After the arrests of Selahattin Demirtas and Figen Yuksekdag, leaders of the pro-Kurdish HDP, public protests continue.
While the initial backlash was not as severe as it was expected to be, partly due to the lack of organization caused by the ban on social media and messaging apps, protests of varying size are reported to have taken place in Izmir, Istanbul, Tunceli, Adana, Corlu, Bodrum, Diyarbakir and Antalya. In various cities in the South-East, such as Hakkari, shops owners refused to open; but were eventually convinced by the police to serve their customers.
All of the protests faced immediate response by the police, while more than a hundred protesters are reported to have been detained. Whether that number is accurate or not is highly debatable, as the protests in Izmir alone resulted in 55 detainees.
At least one armed clash in the capital, Ankara, has been confirmed. 20 people of unknown affiliations attacked the police under the cover of a sound grenade in the Altindag district, all were pacified and detained.

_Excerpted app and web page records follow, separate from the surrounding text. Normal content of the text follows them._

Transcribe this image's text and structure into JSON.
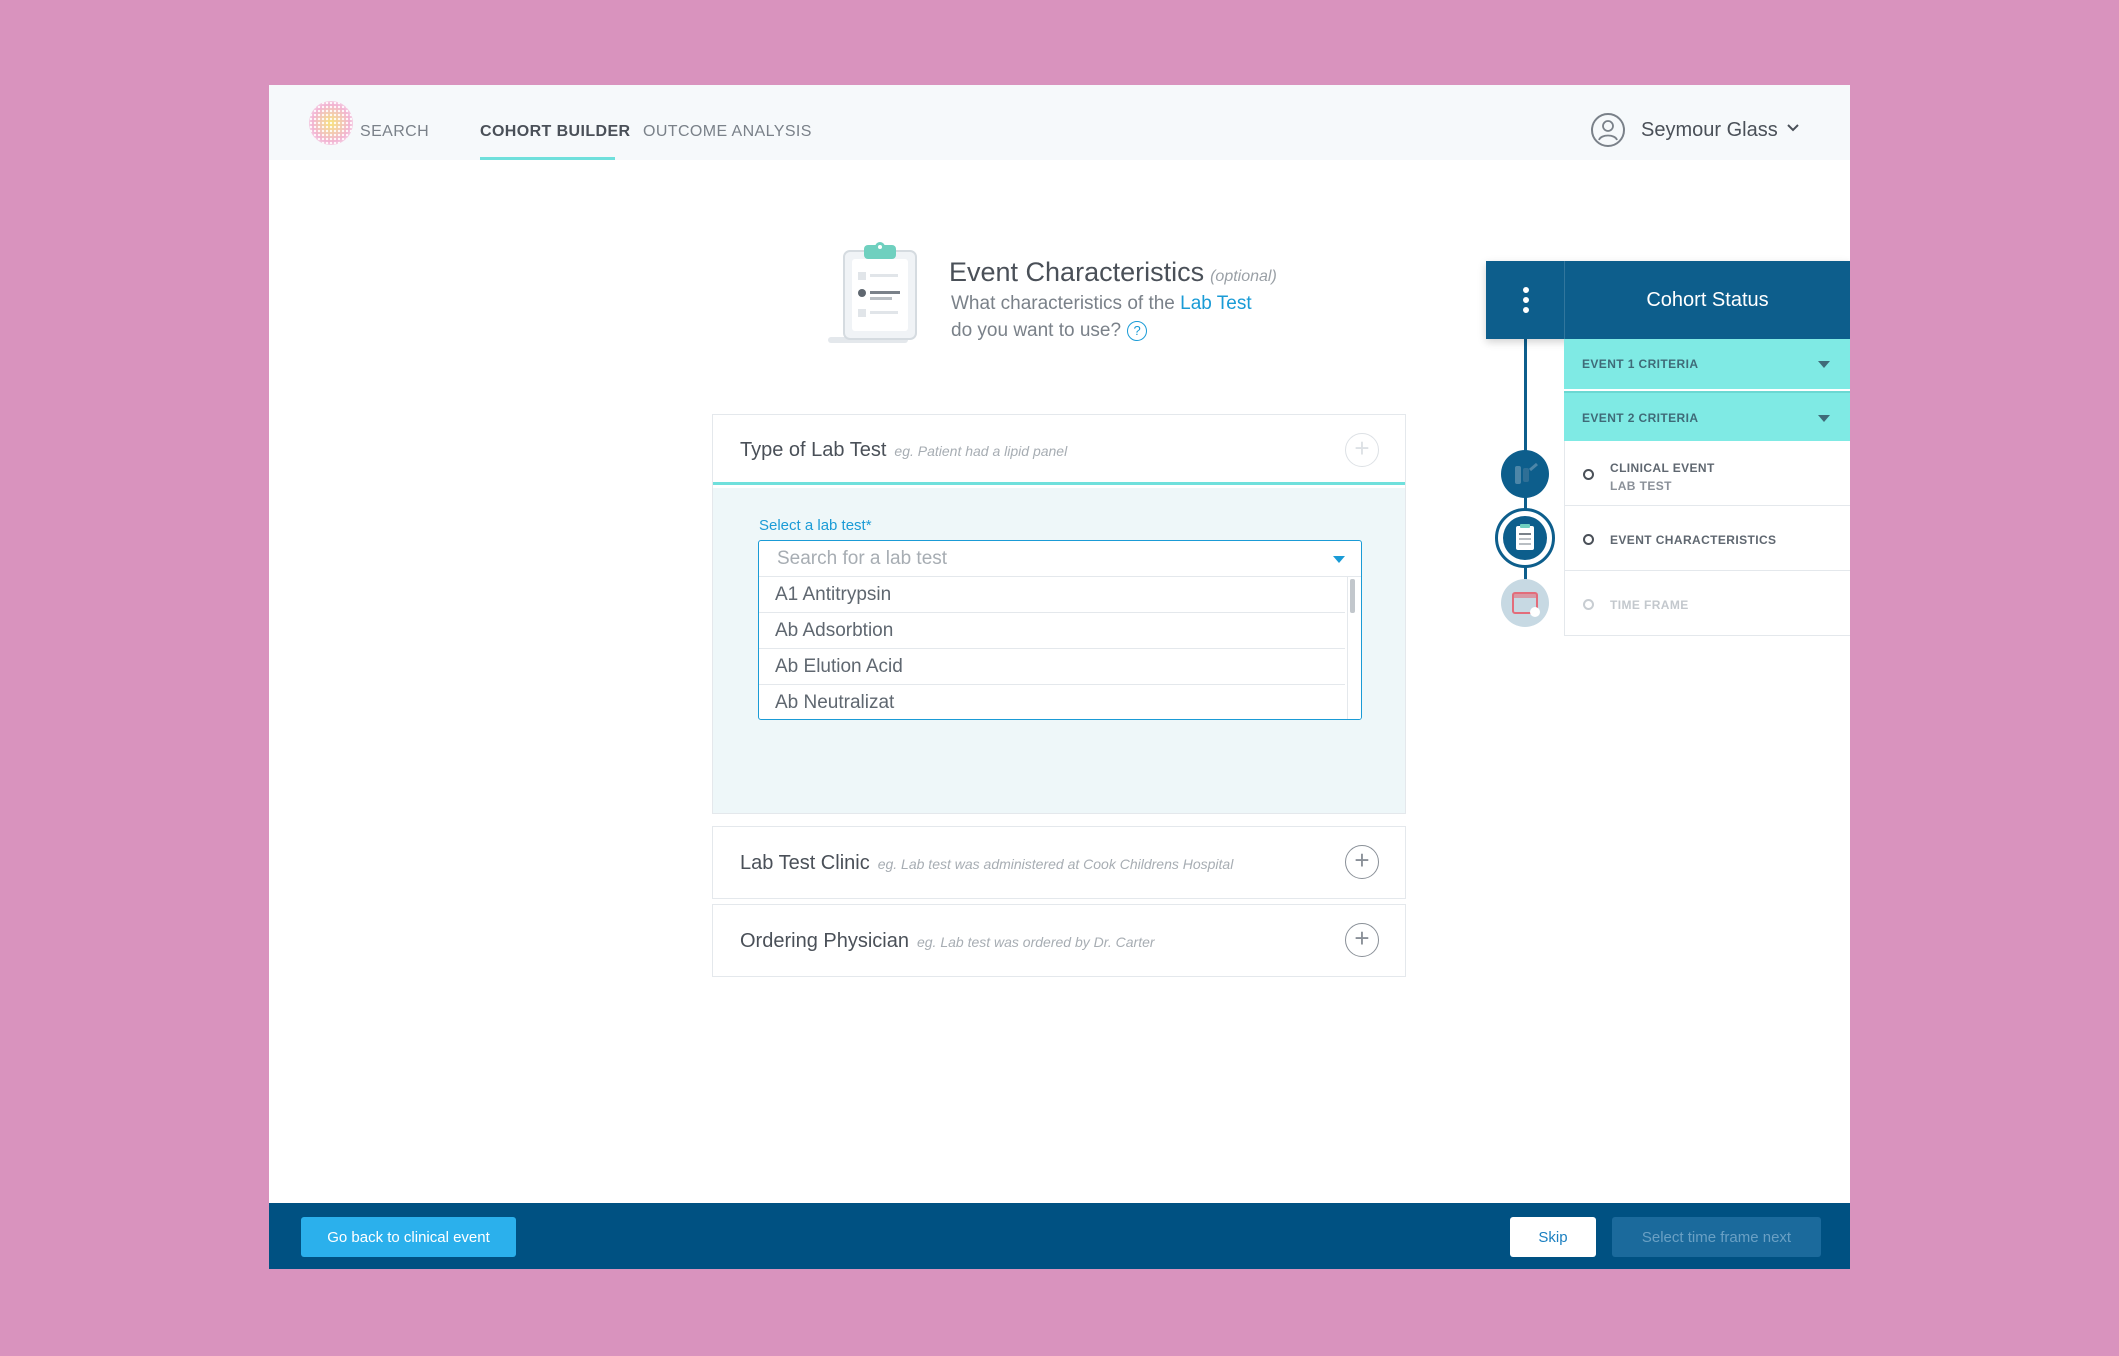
{
  "nav": {
    "items": [
      "SEARCH",
      "COHORT BUILDER",
      "OUTCOME ANALYSIS"
    ],
    "active": "COHORT BUILDER"
  },
  "user": {
    "name": "Seymour Glass"
  },
  "heading": {
    "title": "Event Characteristics",
    "optional": "(optional)",
    "subtitle_pre": "What characteristics of the",
    "subtitle_link": "Lab Test",
    "subtitle_post": "do you want to use?",
    "help": "?"
  },
  "panels": [
    {
      "title": "Type of Lab Test",
      "hint": "eg. Patient had a lipid panel"
    },
    {
      "title": "Lab Test Clinic",
      "hint": "eg. Lab test was administered at Cook Childrens Hospital"
    },
    {
      "title": "Ordering Physician",
      "hint": "eg. Lab test was ordered by Dr. Carter"
    }
  ],
  "lab_select": {
    "label": "Select a lab test*",
    "placeholder": "Search for a lab test",
    "options": [
      "A1 Antitrypsin",
      "Ab Adsorbtion",
      "Ab Elution Acid",
      "Ab Neutralizat"
    ]
  },
  "cohort_status": {
    "title": "Cohort Status",
    "criteria": [
      "EVENT 1 CRITERIA",
      "EVENT 2 CRITERIA"
    ],
    "steps": [
      {
        "label": "CLINICAL EVENT",
        "sub": "LAB TEST"
      },
      {
        "label": "EVENT CHARACTERISTICS",
        "sub": ""
      },
      {
        "label": "TIME FRAME",
        "sub": ""
      }
    ]
  },
  "footer": {
    "back": "Go back to clinical event",
    "skip": "Skip",
    "next": "Select time frame next"
  },
  "colors": {
    "primary": "#005182",
    "accent": "#6fe0dc",
    "link": "#1a9bd6",
    "background": "#d993be"
  }
}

International reaction against the HDP arrests also continue. Swedish Minister of Foreign Relations, Margot Wallstöm, said that she hoped the HDP detainees would be released, and that it was necessary for peace in the area that Turkey re-enters peace talks with PKK. The spokesperson for US Department of State, John Kirby said that they were deeply concerned about the developments related to HDP arrests and the internet ban; but Turkey’s NATO membership was not in question. Kirby also condemned the recent Diyarbakir bombing, and called on PKK to stop their attacks (which he dubbed brutal and senseless) against Turkey.